# [Try it]
Among the records that follow, how many lines include the string "JSON"? Only the number is wanted.

# [Data records]
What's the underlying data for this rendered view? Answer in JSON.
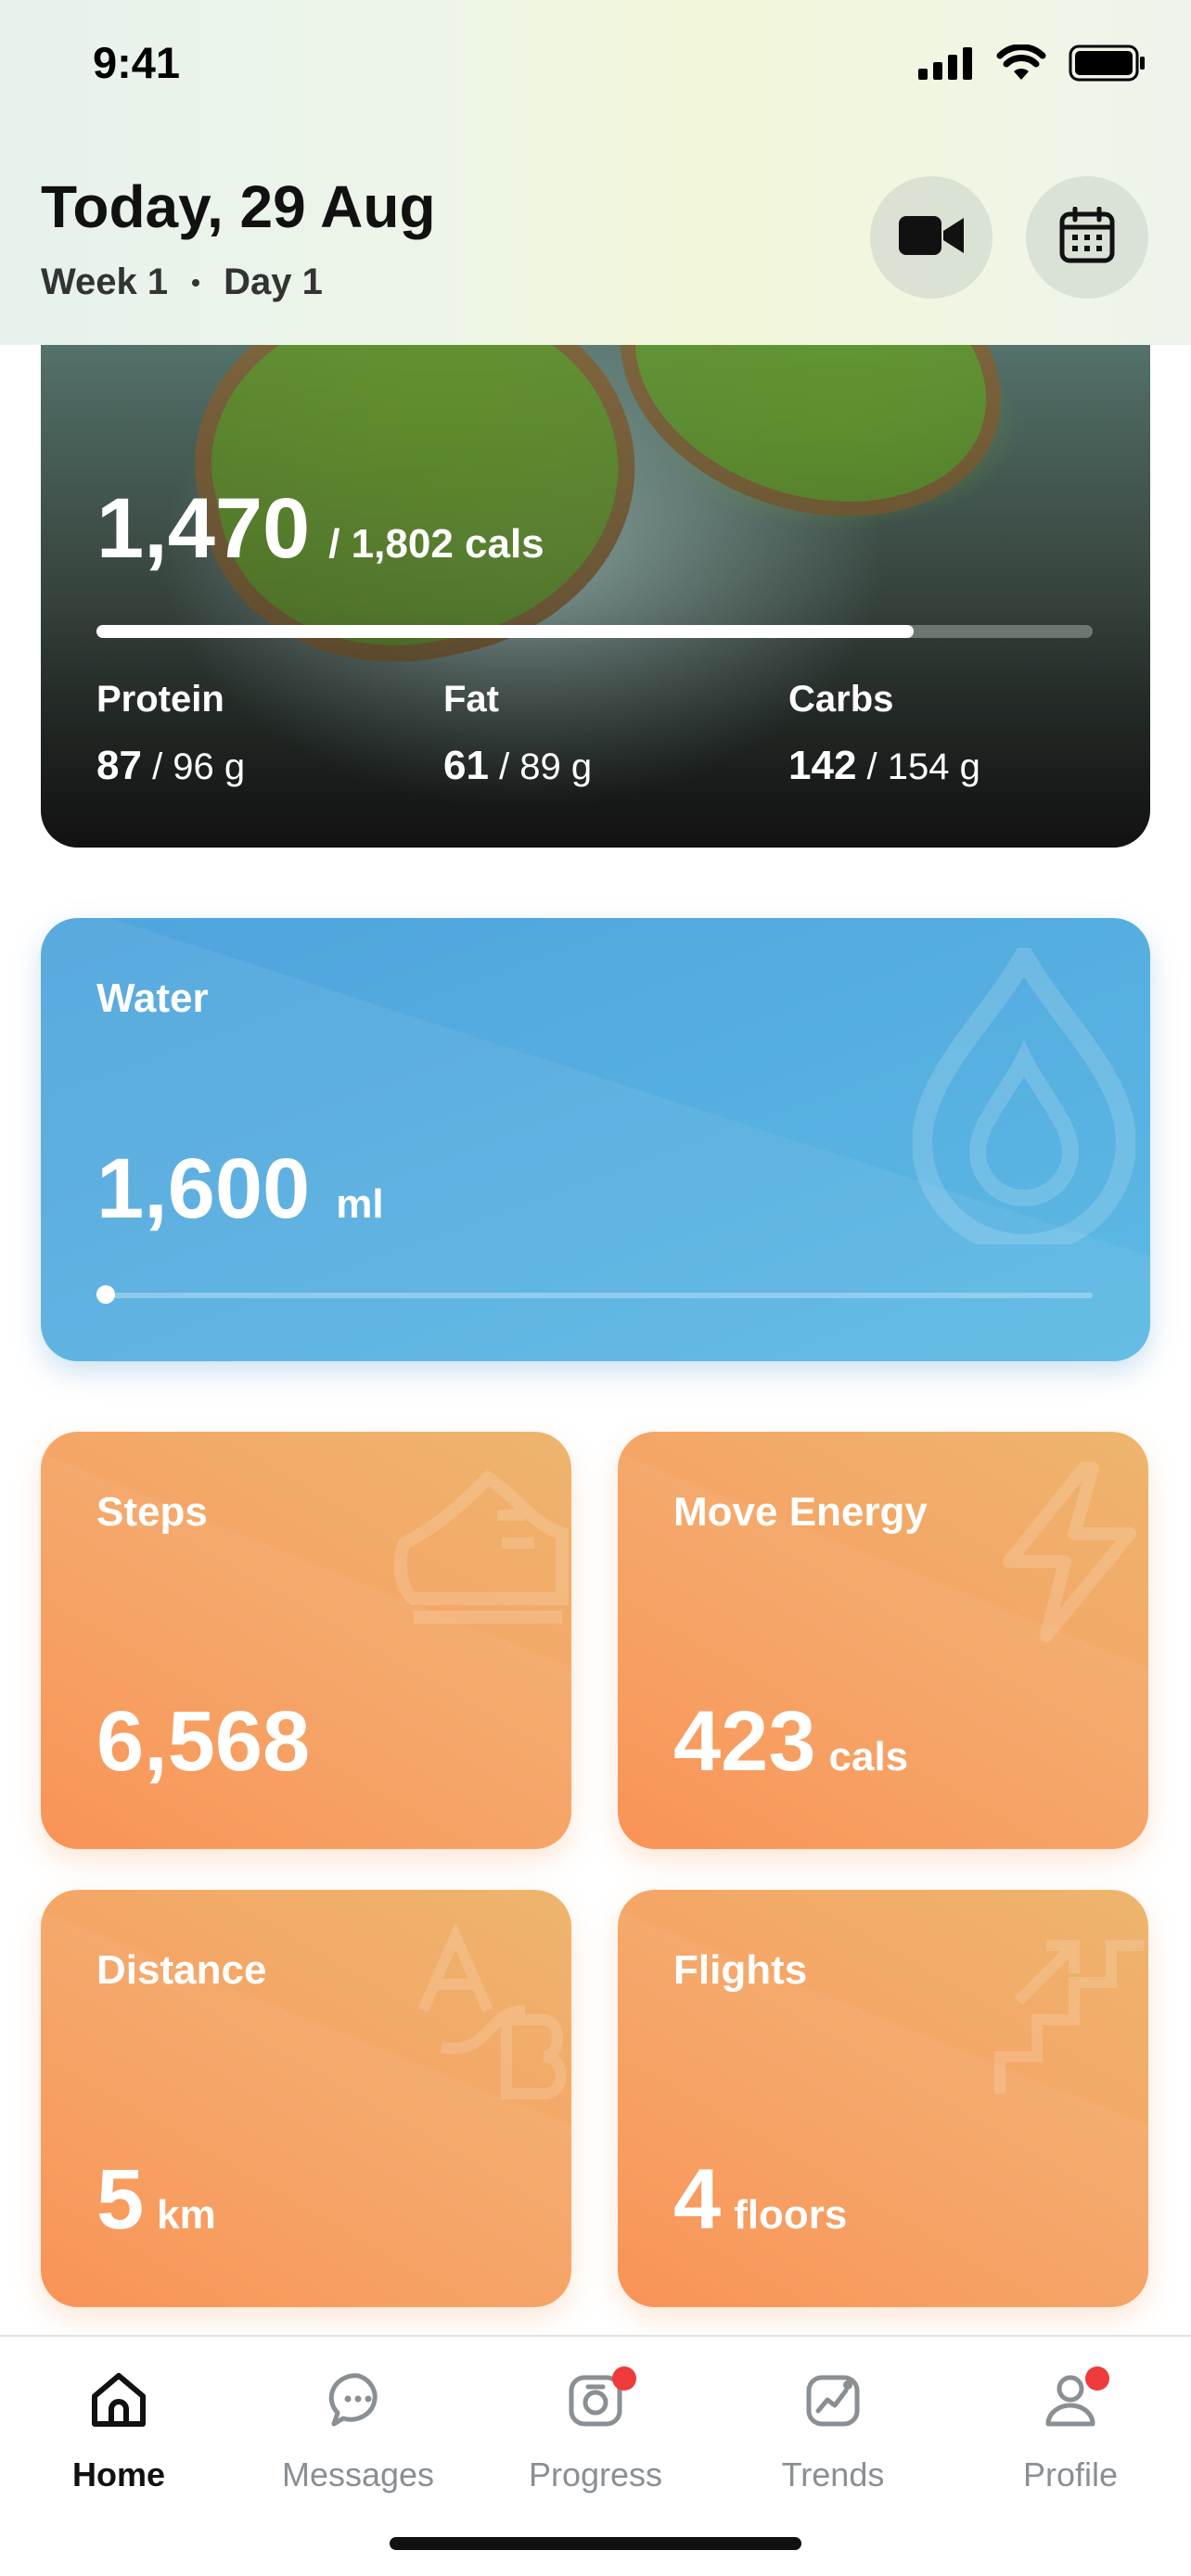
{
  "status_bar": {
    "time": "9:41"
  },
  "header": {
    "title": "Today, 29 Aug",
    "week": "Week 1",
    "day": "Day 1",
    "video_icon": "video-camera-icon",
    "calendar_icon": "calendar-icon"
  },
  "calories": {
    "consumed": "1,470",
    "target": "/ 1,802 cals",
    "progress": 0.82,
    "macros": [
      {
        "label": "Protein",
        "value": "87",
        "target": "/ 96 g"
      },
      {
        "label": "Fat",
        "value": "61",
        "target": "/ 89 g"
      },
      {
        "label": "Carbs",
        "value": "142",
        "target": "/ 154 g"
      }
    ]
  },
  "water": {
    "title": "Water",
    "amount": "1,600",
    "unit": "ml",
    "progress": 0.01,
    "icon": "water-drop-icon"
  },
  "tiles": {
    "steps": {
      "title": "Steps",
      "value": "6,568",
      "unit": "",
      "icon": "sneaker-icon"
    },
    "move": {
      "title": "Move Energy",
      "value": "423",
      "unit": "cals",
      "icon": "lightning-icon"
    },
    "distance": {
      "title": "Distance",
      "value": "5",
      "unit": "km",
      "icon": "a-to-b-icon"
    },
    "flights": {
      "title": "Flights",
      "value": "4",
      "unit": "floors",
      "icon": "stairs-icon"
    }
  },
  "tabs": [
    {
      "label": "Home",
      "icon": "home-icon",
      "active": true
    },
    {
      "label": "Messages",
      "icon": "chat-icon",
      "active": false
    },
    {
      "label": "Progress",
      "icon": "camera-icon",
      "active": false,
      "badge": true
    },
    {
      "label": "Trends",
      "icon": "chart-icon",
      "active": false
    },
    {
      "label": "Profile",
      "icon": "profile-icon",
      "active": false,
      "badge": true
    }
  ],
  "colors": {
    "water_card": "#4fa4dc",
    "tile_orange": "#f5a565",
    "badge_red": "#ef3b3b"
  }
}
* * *
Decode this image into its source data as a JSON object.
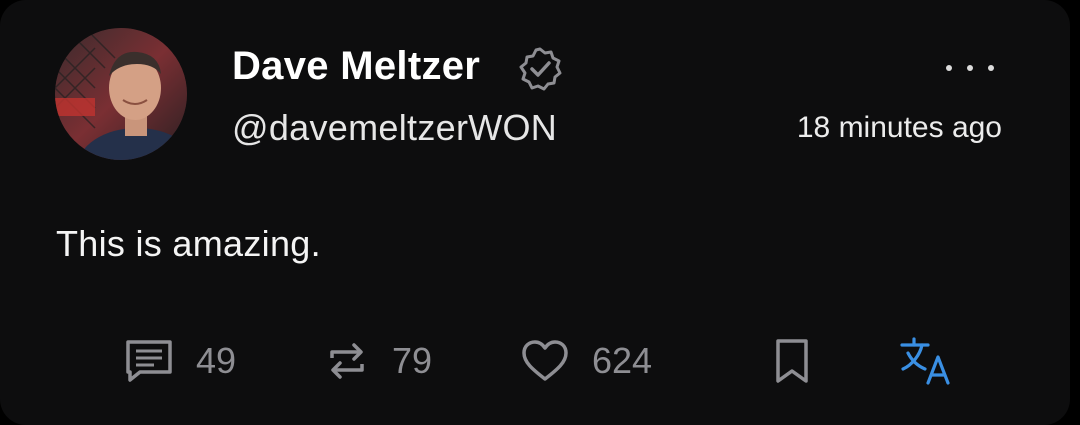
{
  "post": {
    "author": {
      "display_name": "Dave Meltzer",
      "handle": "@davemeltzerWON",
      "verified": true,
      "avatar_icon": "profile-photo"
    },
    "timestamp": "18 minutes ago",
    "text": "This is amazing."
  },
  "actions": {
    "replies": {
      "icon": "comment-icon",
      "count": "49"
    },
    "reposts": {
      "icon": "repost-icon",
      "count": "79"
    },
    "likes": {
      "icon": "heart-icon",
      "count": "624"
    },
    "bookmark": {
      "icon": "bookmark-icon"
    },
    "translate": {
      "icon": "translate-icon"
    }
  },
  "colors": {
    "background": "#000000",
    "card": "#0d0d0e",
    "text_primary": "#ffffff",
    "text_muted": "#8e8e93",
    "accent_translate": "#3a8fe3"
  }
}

# [Task answer]
2